ABOUT THIS TASK —
Below are the records; collect from them each line containing the string "JSON".

── SOURCE MATERIAL

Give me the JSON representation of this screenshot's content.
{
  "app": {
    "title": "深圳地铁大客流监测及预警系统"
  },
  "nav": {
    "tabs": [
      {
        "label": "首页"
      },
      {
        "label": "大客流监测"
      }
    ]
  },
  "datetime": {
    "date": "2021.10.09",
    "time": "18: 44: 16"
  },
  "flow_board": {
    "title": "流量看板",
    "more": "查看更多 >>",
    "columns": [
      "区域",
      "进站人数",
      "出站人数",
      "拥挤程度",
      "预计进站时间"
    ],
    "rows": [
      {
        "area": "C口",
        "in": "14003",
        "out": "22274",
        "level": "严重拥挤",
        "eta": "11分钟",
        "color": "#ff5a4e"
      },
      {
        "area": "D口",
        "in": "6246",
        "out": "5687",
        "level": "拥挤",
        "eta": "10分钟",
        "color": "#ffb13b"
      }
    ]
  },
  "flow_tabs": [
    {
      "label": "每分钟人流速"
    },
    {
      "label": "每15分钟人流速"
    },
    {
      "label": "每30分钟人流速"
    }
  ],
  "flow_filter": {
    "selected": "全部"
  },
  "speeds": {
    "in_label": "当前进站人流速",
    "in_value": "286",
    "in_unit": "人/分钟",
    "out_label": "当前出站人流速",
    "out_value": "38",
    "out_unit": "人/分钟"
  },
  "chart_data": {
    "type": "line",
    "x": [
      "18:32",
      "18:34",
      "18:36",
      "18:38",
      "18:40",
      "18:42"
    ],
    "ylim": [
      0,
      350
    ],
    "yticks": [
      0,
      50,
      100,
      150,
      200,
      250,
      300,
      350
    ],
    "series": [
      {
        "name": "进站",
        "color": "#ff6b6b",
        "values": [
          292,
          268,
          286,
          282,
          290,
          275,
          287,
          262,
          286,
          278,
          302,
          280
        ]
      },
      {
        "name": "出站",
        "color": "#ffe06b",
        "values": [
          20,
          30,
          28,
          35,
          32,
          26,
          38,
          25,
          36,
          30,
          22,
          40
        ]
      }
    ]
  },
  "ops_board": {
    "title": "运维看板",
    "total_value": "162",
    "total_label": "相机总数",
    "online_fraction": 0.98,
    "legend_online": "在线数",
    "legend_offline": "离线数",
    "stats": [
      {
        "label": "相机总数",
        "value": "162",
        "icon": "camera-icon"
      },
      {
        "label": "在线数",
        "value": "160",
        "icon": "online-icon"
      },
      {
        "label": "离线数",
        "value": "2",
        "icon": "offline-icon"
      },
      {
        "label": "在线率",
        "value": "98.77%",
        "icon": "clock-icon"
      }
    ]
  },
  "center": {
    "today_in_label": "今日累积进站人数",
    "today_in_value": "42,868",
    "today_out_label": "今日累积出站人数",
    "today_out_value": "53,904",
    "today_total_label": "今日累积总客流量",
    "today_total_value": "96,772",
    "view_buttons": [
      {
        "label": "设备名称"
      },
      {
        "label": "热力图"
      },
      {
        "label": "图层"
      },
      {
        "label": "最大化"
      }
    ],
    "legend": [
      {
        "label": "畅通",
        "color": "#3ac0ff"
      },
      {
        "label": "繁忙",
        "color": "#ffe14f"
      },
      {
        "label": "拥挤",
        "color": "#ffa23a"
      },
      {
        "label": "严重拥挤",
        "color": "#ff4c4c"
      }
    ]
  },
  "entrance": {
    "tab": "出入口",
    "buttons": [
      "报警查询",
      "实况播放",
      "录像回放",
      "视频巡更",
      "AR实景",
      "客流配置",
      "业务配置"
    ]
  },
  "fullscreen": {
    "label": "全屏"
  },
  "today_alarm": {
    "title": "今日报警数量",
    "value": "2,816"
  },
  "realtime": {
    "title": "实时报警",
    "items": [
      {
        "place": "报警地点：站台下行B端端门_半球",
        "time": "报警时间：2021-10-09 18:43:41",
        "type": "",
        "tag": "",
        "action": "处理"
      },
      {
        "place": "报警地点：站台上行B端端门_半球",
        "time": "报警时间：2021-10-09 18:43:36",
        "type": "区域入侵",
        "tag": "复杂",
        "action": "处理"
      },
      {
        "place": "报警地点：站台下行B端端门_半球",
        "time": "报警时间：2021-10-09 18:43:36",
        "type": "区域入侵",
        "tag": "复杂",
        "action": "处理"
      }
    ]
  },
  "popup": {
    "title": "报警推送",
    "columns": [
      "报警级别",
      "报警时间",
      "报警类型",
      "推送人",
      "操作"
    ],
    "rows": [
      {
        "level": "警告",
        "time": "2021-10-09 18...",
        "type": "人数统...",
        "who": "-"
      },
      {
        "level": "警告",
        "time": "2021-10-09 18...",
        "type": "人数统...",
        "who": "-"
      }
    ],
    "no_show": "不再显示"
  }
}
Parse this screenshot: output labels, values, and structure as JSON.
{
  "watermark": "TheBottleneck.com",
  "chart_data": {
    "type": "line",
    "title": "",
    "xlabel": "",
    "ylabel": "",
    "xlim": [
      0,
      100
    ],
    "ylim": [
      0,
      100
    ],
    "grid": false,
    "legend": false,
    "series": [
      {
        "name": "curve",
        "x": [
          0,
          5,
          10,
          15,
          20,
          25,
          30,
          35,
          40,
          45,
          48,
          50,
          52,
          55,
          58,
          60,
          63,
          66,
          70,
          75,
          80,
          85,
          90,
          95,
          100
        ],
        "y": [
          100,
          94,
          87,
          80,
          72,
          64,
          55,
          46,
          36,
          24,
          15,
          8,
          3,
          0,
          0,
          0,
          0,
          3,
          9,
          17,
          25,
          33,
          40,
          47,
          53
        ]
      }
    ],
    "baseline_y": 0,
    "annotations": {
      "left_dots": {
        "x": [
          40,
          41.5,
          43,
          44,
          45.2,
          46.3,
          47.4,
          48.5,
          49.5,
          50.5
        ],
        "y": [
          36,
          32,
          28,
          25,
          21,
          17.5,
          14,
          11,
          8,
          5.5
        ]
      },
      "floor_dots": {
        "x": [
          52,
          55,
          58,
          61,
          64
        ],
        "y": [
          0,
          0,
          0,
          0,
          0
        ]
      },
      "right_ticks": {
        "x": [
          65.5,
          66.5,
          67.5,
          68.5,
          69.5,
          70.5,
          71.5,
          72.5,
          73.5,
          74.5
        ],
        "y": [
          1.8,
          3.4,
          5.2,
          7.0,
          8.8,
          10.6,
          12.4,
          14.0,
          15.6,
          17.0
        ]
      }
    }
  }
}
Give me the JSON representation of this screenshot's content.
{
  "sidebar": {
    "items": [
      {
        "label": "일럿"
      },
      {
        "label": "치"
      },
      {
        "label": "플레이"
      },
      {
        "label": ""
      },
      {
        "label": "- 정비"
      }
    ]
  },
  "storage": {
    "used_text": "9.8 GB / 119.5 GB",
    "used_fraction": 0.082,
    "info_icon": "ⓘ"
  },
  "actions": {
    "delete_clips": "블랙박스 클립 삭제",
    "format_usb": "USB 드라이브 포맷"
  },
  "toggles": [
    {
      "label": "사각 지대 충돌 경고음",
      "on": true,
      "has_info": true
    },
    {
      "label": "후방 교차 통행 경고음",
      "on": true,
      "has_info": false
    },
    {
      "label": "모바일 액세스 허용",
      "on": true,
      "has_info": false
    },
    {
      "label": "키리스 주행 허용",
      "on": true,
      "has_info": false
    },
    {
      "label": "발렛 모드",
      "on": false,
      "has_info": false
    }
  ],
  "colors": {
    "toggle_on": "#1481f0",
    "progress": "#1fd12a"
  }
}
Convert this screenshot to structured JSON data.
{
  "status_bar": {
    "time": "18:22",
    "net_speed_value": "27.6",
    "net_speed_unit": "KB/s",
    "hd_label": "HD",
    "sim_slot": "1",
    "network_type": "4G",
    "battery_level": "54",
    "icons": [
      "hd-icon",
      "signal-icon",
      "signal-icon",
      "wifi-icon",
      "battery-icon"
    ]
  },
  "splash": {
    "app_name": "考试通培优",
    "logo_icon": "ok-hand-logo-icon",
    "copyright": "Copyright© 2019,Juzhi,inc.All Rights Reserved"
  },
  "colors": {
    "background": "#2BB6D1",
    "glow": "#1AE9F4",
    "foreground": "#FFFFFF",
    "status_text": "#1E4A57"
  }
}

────

REPLY —
Give me the JSON representation of this screenshot's content.
Parse this screenshot: output labels, values, and structure as JSON.
Give me the JSON representation of this screenshot's content.
Convert this screenshot to structured JSON data.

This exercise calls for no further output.